So instead, here are my opinions about this whole event and the views of the DI. People of faith, who truly believe in the breadth and brilliance of God, should be offended by the cheap vision of God offered by Intelligent Design. Should God be relegated to the role of a hobbyist tinkerer, making a flagellum here or a race of intelligent apes there? Should God be given only the realm of the gaps in our knowledge, stuffed into a tiny crack in the vast expanse of human knowledge? No! Why can’t God be responsible for the development of a set of fundamental laws of nature, elegant and powerful in their simplicity, thus establishing a fundamental plan for the whole of creation? Why can’t God be great and wise? Why can’t He have the wisdom of quantum field theory and the courage of statistics? Why must He only be responsible for the things we don’t know?
Every time I look at Maxwell’s Equations (especially in four dimensions), I catch a glimpse of the mind of God. When I think about space-time, I see the cloth that was woven into our universe. When I think about the big bang, or the asymptotically free dance of the quarks, I see a moment of genius that became the vast and complex fabric of our lives. When I see the genetic code of a chimpanzee and think about how a series of small gene activations and the black swan of the lucky benefits of those mutations became the tool-making, self-contemplating human race, I am gladdened by the majesty and subtlety of evolution (and statistics!).
I embrace the laws of nature, and I am happy to believe that these were writ by God to set the universe in motion. Nothing in my experience says it had to be otherwise, nor does this belief prevent me from looking in dark places where human knowledge has not penetrated. I do not fear filling the gaps, because my God is not forced to live in them. I do not accept the false science of Intelligent Design, because it offers me no means to test its cheap ideas and no satisfying predictions to pit against evolution. It’s hollow theologically and hollow scientifically. So what is it, really?

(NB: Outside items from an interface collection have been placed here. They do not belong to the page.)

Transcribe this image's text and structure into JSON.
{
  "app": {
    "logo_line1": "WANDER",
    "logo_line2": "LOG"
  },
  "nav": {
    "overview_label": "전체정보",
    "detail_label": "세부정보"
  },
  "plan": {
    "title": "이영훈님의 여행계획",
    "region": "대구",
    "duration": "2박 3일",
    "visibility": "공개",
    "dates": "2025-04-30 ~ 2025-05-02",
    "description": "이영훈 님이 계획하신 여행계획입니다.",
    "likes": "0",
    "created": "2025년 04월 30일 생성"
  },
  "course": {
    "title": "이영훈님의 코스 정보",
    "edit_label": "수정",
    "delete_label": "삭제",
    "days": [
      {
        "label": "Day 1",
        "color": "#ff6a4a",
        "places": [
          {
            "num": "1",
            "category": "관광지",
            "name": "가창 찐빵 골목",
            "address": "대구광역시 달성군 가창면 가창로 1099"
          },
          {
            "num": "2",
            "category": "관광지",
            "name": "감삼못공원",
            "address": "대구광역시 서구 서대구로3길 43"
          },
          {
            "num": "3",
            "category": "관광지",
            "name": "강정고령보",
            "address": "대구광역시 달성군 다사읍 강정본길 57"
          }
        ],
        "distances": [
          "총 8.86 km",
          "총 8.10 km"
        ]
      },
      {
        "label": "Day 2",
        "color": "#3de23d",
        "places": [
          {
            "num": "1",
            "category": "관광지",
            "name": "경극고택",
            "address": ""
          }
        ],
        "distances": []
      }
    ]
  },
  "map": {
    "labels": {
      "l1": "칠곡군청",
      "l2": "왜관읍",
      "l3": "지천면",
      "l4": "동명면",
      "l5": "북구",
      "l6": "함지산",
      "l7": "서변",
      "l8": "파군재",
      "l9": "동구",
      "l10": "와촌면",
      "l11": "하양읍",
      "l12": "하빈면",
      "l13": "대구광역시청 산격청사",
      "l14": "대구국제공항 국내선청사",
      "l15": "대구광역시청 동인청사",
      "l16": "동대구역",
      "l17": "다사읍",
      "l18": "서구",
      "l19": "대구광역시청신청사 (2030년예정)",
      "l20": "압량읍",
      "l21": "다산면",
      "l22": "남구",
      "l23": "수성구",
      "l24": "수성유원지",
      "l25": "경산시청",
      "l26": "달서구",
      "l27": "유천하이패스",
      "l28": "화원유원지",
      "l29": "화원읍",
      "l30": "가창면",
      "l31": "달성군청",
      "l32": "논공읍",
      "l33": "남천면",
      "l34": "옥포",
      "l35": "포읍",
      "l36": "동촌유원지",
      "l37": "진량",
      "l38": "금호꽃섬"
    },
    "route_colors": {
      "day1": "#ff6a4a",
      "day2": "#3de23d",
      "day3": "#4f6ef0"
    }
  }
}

When presented with the slick polish of the DI’s vision, indulge in your unique ability to reason. Do so by checking their argument for evidence in favor of their idea, rather than against evolution. Ask them for proposed experiments that would help to discriminate between something that’s just unlikely or actually impossible. Ask them if they believe God can only live in the gaps, trapped like a rat. Ask them if peer-reviewed, published work preceded their production of “Darwin’s Dilemma” (just as peer-review, published scientific work precedes an episode of NOVA) or if they made the video because they chose not to publish their ideas. Ask them why they bring religion into conflict with science by creating specific cases where you have to choose between God and science. Ask if their published papers were reviewed by independent scientists or other members of the DI.
Most fundamentally, simply remember this when it comes to Intelligent Design: do not try to bend the spoon – that’s impossible . . . instead, try to realize the truth: there is no spoon.
 To the SMU Daily Campus’s credit, they do recommend Prof. John Wise’s biology class as a “must take” before you graduate (http://www.smudailycampus.com/opinion/classes-you-must-take-before-you-graduate-1.1654568).